This goes way beyond double-standards!
I wasn’t going to comment on the story about the kid who is admitting now that he lied several years ago when he woke up from a coma and told an extremely elaborate and detailed story of going to heaven and playing with angels. I was a little disturbed to learn that there is an entire genre of such books about people who claim to have gone to heaven while unconscious (and related materials) being sold in “Christian” bookstores (the Washington Post calls the genre “heaven tourism”). Now that I think about it, I know exactly how that kind of snake oil would be gobbled up by a lot of people, and I shouldn’t be surprised that some people are willing to sell anything, as long as they make a profit.
Then an acquaintance posted one of the articles on Facebook, and another person commented that they were appalled that the publishers and the kid’s father have been exploiting this transparently false story for years, which prompted another person to become very outraged. “Are you going to tell some poor sick six-year-old who’s just awakened from a coma, ‘Proof, or shut the frak up?'”
And my very first thought was, “Why not? The crazy Christians do it to their gay kids all the time!” My slightly less angry second thought was, “One of the jobs of adults is to protect children from being exploited, so while I wouldn’t think that yelling at the kid he’s a liar is a good reaction, I know that immediately writing up your kid’s difficult-to-believe story and seeing which publisher will offer the most money is neither a responsible nor ethetical response.”
But, seriously, if the kid had awakened from the coma and said that he spent his time unconscious running around the afterlife in the company of Santa Claus and the Easter Bunny, and they sent him back home to spread the good news that since it is better to give than receive, his parents should sell everything they own and give it to the poor, would the parents have believed him, or would they have tried to convince him that maybe he had just been dreaming?
Or if the kid had awakened to claim that he had been escorted around heaven by Harvey Milk, Freddie Mercury, and an angel that liked to dress in drag and called herself Dee-vine Dee-Light and they had sent him back to spread the message that being lesbian, gay, bisexual, transgender, et cetera was not only okay with god, but insured you a better place in heaven, would they have been so quick to say they believed him? We certainly know that someplace like Tynedale House Publishing wouldn’t have been offering a big advance for the book.
We know the parents wouldn’t believe the kid about the pro-gay message from the afterlife, because we already know what those kinds of religiously-inclined parents do when their children come out as queer. The kids are shipped off the ex-gay therapy camps, or they are kicked out of their homes and forced to live on the streets, or they are bullied to death by their own parents.
I know some people will object to my reaction because my first counter-example involves characters that the vast majority of adults don’t believe are real people.

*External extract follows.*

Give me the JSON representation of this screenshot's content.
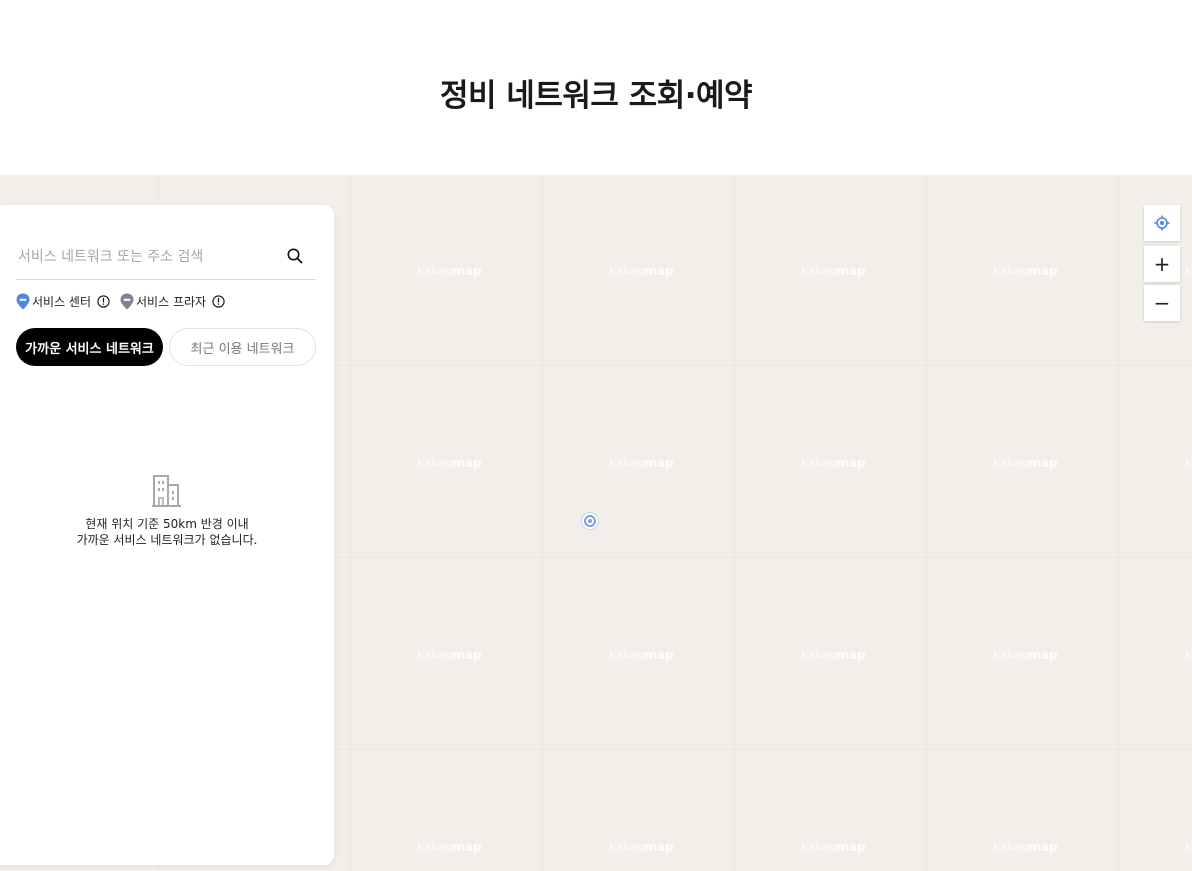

But here’s the tricky part: only 31.5 percent of the world population self-identifies as Christian, so I don’t think you want to try to make a majoritarian argument about whether or not to believe the six-year-old’s story about going to the Christian heaven, meeting Biblical angels, and so forth.
Others will object to my second one because they think a six-year-old is too young to know or understand about sexual orientation. Never mind that there are a growing number of kids coming out at that age. Never mind that people make comments about childhood crushes for kids younger than six without thinking—so long as it’s an opposite sex crush.
The only reason this kid (and any of the other children who have become best-selling stars in this “heaven tourism” genre) are given any credence is because their totally unprovable stories reinforce certain religious beliefs and ancillary superstitions held by a substantial fraction of the U.S. population. (Note: the Biblical picture of the afterlife is inconsistent in places, but generally does not support the notion of souls immediately going to their eternal reward upon death; the Book of Revelations is completely unambiguous in saying that none of that happens until Judgment Day—that’s why I refer to ancillary superstitions.) If the kid had made claims that didn’t dovetail with the parents’ beliefs, the parents would be insistent that their kid was dreaming or letting his imagination run away with him. And we all know that the very reason his story was consistent with his parents’ beliefs is because they sprung from his own imagination, well-populated with ideas from the subculture he grew up immersed within.It should have astonished no one that a kid raised by evangelical Christians would wake up from a coma and tell fanciful tales of being taken through heaven’s gates by angels and eventually meeting Jesus himself. Just as it ought not to have astonished me to find out that when the boy’s mother started telling people in recent years that the story isn’t true, a pastor and several people associated with the sale and distribution of the books told her that because the book is “a blessing to some” she should keep quiet about the truth.
After all, no one profiting from peddling superstition wants people to learn the truth.